ABOUT THIS EXERCISE: The records that follow are to be repeated exactly, with no pictures carried over.

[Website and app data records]
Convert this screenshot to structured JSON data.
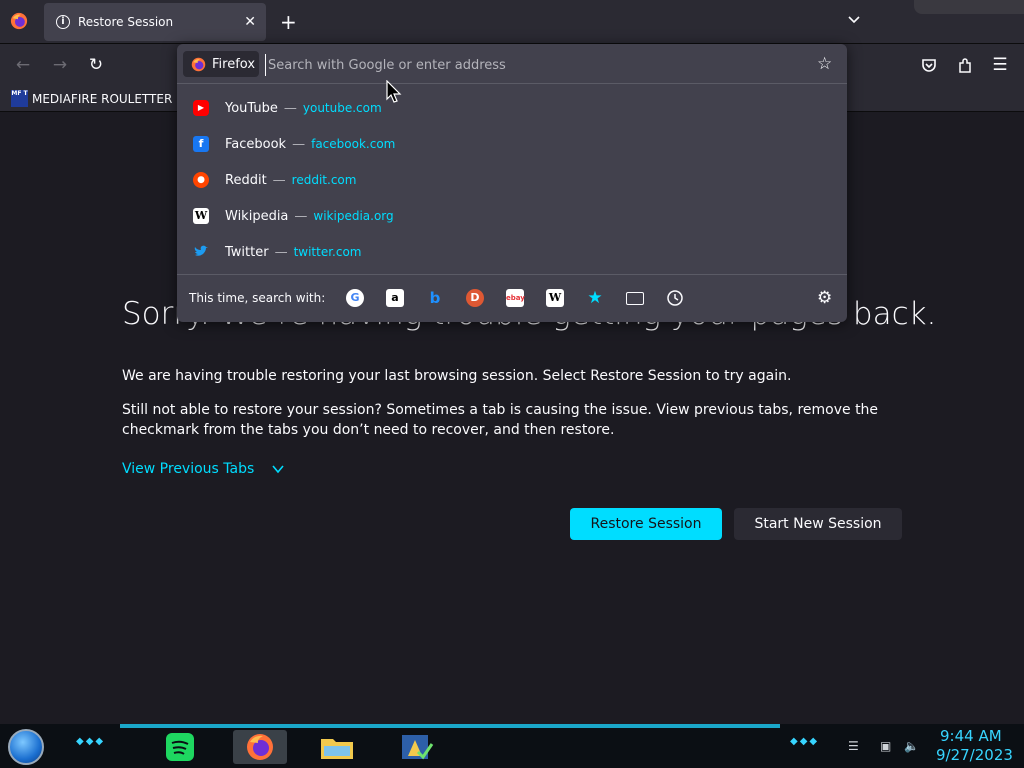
{
  "tab": {
    "title": "Restore Session",
    "close": "✕"
  },
  "toolbar": {
    "new_tab": "+"
  },
  "bookmarks": {
    "items": [
      {
        "icon_text": "MF T",
        "label": "MEDIAFIRE ROULETTER"
      }
    ]
  },
  "urlbar": {
    "engine_label": "Firefox",
    "placeholder": "Search with Google or enter address",
    "value": ""
  },
  "suggestions": [
    {
      "title": "YouTube",
      "url": "youtube.com",
      "icon": "youtube-icon",
      "color": "#ff0000"
    },
    {
      "title": "Facebook",
      "url": "facebook.com",
      "icon": "facebook-icon",
      "color": "#1877f2"
    },
    {
      "title": "Reddit",
      "url": "reddit.com",
      "icon": "reddit-icon",
      "color": "#ff4500"
    },
    {
      "title": "Wikipedia",
      "url": "wikipedia.org",
      "icon": "wikipedia-icon",
      "color": "#ffffff"
    },
    {
      "title": "Twitter",
      "url": "twitter.com",
      "icon": "twitter-icon",
      "color": "#1d9bf0"
    }
  ],
  "separator": "—",
  "oneoff": {
    "label": "This time, search with:",
    "engines": [
      "google-icon",
      "amazon-icon",
      "bing-icon",
      "duckduckgo-icon",
      "ebay-icon",
      "wikipedia-icon",
      "bookmarks-icon",
      "tabs-icon",
      "history-icon"
    ]
  },
  "page": {
    "title": "Sorry. We’re having trouble getting your pages back.",
    "para1": "We are having trouble restoring your last browsing session. Select Restore Session to try again.",
    "para2": "Still not able to restore your session? Sometimes a tab is causing the issue. View previous tabs, remove the checkmark from the tabs you don’t need to recover, and then restore.",
    "view_previous": "View Previous Tabs",
    "restore_label": "Restore Session",
    "new_session_label": "Start New Session"
  },
  "clock": {
    "time": "9:44 AM",
    "date": "9/27/2023"
  },
  "colors": {
    "accent": "#00ddff",
    "panel": "#42414d",
    "background": "#1c1b22",
    "chrome": "#2b2a33"
  }
}
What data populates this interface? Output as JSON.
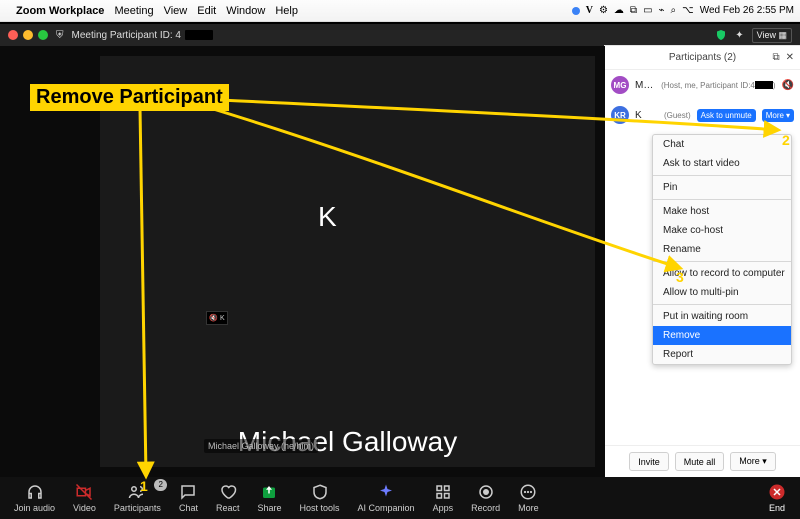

SOLUTION TO THIS EXERCISE:
Convert this screenshot to structured JSON data.
{
  "tab": {
    "title": "Restore Session",
    "close": "✕"
  },
  "toolbar": {
    "new_tab": "+"
  },
  "bookmarks": {
    "items": [
      {
        "icon_text": "MF T",
        "label": "MEDIAFIRE ROULETTER"
      }
    ]
  },
  "urlbar": {
    "engine_label": "Firefox",
    "placeholder": "Search with Google or enter address",
    "value": ""
  },
  "suggestions": [
    {
      "title": "YouTube",
      "url": "youtube.com",
      "icon": "youtube-icon",
      "color": "#ff0000"
    },
    {
      "title": "Facebook",
      "url": "facebook.com",
      "icon": "facebook-icon",
      "color": "#1877f2"
    },
    {
      "title": "Reddit",
      "url": "reddit.com",
      "icon": "reddit-icon",
      "color": "#ff4500"
    },
    {
      "title": "Wikipedia",
      "url": "wikipedia.org",
      "icon": "wikipedia-icon",
      "color": "#ffffff"
    },
    {
      "title": "Twitter",
      "url": "twitter.com",
      "icon": "twitter-icon",
      "color": "#1d9bf0"
    }
  ],
  "separator": "—",
  "oneoff": {
    "label": "This time, search with:",
    "engines": [
      "google-icon",
      "amazon-icon",
      "bing-icon",
      "duckduckgo-icon",
      "ebay-icon",
      "wikipedia-icon",
      "bookmarks-icon",
      "tabs-icon",
      "history-icon"
    ]
  },
  "page": {
    "title": "Sorry. We’re having trouble getting your pages back.",
    "para1": "We are having trouble restoring your last browsing session. Select Restore Session to try again.",
    "para2": "Still not able to restore your session? Sometimes a tab is causing the issue. View previous tabs, remove the checkmark from the tabs you don’t need to recover, and then restore.",
    "view_previous": "View Previous Tabs",
    "restore_label": "Restore Session",
    "new_session_label": "Start New Session"
  },
  "clock": {
    "time": "9:44 AM",
    "date": "9/27/2023"
  },
  "colors": {
    "accent": "#00ddff",
    "panel": "#42414d",
    "background": "#1c1b22",
    "chrome": "#2b2a33"
  }
}
What data populates this interface? Output as JSON.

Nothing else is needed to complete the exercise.